The governor aims to extend his COVID-19 peacetime emergency powers for another 30 days in response to the coronavirus pandemic.

“As long as the COVID-19 pandemic poses a threat to Minnesotans, it is my duty to work to provide our state with the tools we need to fight this,” Walz said in a news release.

The special session news came alongside an announcement that the governor has appealed the federal government’s decision to deny Minnesota financial support to rebuild infrastructure damaged during riots after the death of George Floyd in Minneapolis police custody.

Walz requested aid from the Federal Emergency Management Agency on July 2 to clean up extensive fire damage. His request was denied July 10.

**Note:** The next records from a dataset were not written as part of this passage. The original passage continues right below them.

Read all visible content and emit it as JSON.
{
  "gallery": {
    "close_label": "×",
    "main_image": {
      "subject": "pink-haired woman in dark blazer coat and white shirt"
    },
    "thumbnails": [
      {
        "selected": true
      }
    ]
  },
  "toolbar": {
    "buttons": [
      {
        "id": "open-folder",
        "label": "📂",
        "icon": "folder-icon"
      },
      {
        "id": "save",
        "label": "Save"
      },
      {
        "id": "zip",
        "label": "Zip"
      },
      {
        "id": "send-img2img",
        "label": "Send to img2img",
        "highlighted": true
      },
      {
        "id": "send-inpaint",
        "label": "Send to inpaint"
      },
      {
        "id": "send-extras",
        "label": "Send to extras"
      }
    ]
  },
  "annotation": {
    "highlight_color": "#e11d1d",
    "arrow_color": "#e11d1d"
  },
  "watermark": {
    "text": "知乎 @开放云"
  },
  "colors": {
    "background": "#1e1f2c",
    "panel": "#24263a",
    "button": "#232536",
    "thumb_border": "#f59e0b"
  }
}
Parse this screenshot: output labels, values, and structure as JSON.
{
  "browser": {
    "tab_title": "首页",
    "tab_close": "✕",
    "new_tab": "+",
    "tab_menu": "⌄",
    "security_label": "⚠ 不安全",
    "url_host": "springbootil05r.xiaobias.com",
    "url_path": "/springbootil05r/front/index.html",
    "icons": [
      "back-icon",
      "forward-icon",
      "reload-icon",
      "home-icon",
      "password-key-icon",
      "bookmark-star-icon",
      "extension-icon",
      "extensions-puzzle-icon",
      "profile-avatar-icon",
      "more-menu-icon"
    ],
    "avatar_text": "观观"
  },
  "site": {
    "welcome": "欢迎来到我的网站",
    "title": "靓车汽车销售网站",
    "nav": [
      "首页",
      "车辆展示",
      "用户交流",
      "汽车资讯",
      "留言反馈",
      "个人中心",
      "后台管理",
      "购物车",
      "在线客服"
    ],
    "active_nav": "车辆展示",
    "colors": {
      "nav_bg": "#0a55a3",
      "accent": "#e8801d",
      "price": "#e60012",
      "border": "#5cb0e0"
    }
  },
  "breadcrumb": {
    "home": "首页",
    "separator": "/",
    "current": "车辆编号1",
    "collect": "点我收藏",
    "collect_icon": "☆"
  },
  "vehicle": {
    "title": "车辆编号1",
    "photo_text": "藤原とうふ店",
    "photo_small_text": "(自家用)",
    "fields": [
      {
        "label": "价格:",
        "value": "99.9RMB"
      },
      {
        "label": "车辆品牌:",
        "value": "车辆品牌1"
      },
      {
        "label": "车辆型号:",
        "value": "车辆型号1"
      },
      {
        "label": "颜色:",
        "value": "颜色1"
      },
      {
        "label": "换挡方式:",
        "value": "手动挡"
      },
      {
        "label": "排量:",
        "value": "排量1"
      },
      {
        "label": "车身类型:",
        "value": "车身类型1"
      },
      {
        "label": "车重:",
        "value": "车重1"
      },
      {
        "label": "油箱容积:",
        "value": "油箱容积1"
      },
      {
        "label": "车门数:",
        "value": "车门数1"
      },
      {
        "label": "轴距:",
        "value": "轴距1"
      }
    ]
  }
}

The governor’s office has estimated that the unrest led to more than $500 million in damage, with $15 million directly tied to the arson fires. Fires that damage public infrastructure are eligible for repair reimbursement aid under the Stafford Act, a federal law outlining disaster assistance.

“As we navigate one of the most difficult periods in our state’s history, the need for support from our federal partners is more important than ever,” Walz said in a news release.

Walz and DFL allies have asserted that the peacetime emergency powers are needed to quickly provide COVID-19 relief, to meet state goals on testing and to provide economic stability for those in need.

But Republican lawmakers have sought to limit the governor’s powers, resulting in multiple lawsuits in state and federal court.

Nearly every state is under some kind of ongoing emergency order.

“The COVID-19 pandemic is unprecedented and rapidly evolving, and we can’t let our guard down,” Walz said.

Zoë Jackson covers young and new voters at the Star Tribune through the Report For America program, supported by the Minneapolis Foundation. 612-673-7112 • Twitter; @zoemjack